Canadian Stocks Fall, Snapping Longest Streak Since 1995Eric Lam
Canadian stocks fell for the first time in 13 days, ending the longest advance in almost two decades, as banks and technology companies slipped.
Bank of Nova Scotia and National Bank of Canada dropped at least 0.8 percent before the nation’s largest lenders disclose earnings next week. Thompson Creek Metals Co. jumped 8.8 percent after reporting improving sales. Turquoise Hill Resources Ltd. and Semafo Inc. climbed at least 2.5 percent as gold prices gained for a third week. Agrium Inc. rose 2.2 percent after reporting better-than-projected earnings.
The Standard & Poor’s/TSX Composite Index fell 4.65 points, or less than 0.1 percent, to 14,205.72 at 4 p.m. in Toronto. The benchmark equity gauge had jumped 5.4 percent in the 12 days before today for the longest rally since March 1995.
“When we’ve seen a move like this, there will always be some give-back,” said Andrew Pyle, fund manager with ScotiaMcLeod Inc. in Peterborough, Ontario. He manages about C$220 million ($197 million). “What will be key is if the TSX can hold above the 14,000 level.”
The index is trading close to its highest level since 2011 and is the best-performing among the world’s 10 largest equity markets with a 4.3 percent advance this year, data compiled by Bloomberg show.
Bank of Nova Scotia lost 1 percent to C$63.32 and National Bank dropped 0.8 percent to C$43.50 to pace declines among financial stocks. National Bank is scheduled to report its first-quarter earnings on Feb. 24, the first of the nation’s largest lenders to do so.
The S&P/TSX is 0.5 percent below its peak of 14,270.53 reached on April 5, 2011, the highest level since June 2008. Of the 241 stocks in the benchmark Canadian equity gauge, 156 have advanced this year. The S&P/TSX trades at 19.5 times earnings, its highest valuation since April 2011, according to data compiled by Bloomberg.

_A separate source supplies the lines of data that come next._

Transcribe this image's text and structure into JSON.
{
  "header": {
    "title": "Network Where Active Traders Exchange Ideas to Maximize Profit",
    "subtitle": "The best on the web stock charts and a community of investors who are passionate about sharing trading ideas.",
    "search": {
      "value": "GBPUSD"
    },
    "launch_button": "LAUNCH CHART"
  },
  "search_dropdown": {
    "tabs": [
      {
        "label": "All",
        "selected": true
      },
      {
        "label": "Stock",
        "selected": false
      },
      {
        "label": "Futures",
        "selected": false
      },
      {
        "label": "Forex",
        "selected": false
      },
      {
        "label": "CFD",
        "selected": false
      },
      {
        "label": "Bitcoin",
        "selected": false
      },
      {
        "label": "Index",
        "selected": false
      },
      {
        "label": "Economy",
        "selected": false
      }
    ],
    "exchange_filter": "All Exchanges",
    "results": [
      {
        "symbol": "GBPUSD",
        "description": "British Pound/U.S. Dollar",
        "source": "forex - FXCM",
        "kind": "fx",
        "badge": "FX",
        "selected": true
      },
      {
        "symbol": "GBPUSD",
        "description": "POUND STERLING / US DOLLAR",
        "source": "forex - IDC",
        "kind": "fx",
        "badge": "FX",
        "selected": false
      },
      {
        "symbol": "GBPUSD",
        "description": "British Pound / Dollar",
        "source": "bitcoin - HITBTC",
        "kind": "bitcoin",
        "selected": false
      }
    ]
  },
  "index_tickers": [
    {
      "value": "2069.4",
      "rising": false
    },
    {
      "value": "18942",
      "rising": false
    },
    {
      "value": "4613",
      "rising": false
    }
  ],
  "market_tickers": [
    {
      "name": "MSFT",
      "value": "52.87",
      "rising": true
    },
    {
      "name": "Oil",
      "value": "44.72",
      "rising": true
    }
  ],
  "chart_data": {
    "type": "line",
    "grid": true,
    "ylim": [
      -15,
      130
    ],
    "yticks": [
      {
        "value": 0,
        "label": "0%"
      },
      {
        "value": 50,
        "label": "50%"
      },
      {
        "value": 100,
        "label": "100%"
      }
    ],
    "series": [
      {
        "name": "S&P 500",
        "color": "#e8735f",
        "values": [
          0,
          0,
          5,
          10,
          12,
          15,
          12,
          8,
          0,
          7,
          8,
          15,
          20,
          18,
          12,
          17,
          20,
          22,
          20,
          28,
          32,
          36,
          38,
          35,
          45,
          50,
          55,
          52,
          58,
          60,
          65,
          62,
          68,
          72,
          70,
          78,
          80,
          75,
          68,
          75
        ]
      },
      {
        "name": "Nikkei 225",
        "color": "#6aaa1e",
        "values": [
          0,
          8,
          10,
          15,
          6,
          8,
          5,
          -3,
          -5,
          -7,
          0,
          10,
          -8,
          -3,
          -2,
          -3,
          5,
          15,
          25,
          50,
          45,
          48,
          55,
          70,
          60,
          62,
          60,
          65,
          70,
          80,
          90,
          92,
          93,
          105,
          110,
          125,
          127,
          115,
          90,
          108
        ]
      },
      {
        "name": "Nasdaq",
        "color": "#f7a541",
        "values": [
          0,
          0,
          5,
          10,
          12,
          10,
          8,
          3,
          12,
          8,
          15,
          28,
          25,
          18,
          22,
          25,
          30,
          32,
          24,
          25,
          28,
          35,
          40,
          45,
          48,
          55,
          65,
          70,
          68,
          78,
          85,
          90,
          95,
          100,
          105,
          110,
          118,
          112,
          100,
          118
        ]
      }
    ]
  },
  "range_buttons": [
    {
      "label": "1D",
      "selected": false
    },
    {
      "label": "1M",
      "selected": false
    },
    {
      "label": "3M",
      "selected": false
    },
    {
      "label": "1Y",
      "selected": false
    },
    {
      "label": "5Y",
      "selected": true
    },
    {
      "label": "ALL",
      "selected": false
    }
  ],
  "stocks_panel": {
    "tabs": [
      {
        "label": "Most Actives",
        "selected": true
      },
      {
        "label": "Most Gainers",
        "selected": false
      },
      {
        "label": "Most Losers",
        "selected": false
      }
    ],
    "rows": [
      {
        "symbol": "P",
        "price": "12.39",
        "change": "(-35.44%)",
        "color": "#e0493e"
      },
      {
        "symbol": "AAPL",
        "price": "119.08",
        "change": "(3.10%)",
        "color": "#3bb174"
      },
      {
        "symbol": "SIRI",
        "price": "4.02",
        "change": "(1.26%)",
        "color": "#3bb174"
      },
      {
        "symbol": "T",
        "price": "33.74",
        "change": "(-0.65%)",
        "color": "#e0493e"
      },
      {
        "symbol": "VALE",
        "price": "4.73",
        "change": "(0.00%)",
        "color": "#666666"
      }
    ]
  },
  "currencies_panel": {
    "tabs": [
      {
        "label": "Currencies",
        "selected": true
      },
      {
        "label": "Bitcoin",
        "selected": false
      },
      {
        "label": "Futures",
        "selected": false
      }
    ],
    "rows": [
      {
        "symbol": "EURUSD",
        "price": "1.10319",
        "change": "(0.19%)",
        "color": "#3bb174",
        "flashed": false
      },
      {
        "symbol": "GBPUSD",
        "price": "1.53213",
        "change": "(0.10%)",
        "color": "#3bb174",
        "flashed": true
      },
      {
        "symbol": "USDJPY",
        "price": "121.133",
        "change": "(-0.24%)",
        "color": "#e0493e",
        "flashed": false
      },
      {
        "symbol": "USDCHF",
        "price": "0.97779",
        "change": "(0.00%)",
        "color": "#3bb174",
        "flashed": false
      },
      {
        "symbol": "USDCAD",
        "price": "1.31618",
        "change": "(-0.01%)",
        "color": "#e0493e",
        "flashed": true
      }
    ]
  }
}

Raw-materials stocks in the S&P/TSX have soared 18 percent this year to drive the rally in the benchmark Canadian equity gauge. The gold price has jumped 10 percent in 2014 after slumping the most since 1981 last year. Gold rose 0.5 percent to $1,323.60 in New York.
Thompson Creek jumped 8.8 percent to C$3.21, the highest level in a month, after reporting 36.5 million pounds in molybdenum sales in 2013, compared with 28.7 million pounds a year ago. Sales climbed to $434.4 million from $401.4 million a year ago.
Turquoise Hill Resources gained 6.4 percent to C$4 and Semafo rallied 2.5 percent to C$4.46. Six of 10 industries in the S&P/TSX declined on trading volume 6.3 percent lower compared with the 30-day average.
Agrium climbed 2.2 percent to C$100.80, the highest close in almost a month. The fertilizer company reported fourth-quarter adjusted earnings of 87 cents a share, compared with the average estimates of analysts of 84 cents.
The company said in a release that global nitrogen and phosphate markets improved in early 2014 and forecasts global phosphate demand to rise 2 percent to 4 percent.
Canadian Natural Resources Ltd. advanced 0.6 percent to C$41.15 and Encana Corp. rose 1.8 percent to C$21.03. Crude rose 1.9 percent this week in New York for a sixth weekly gain.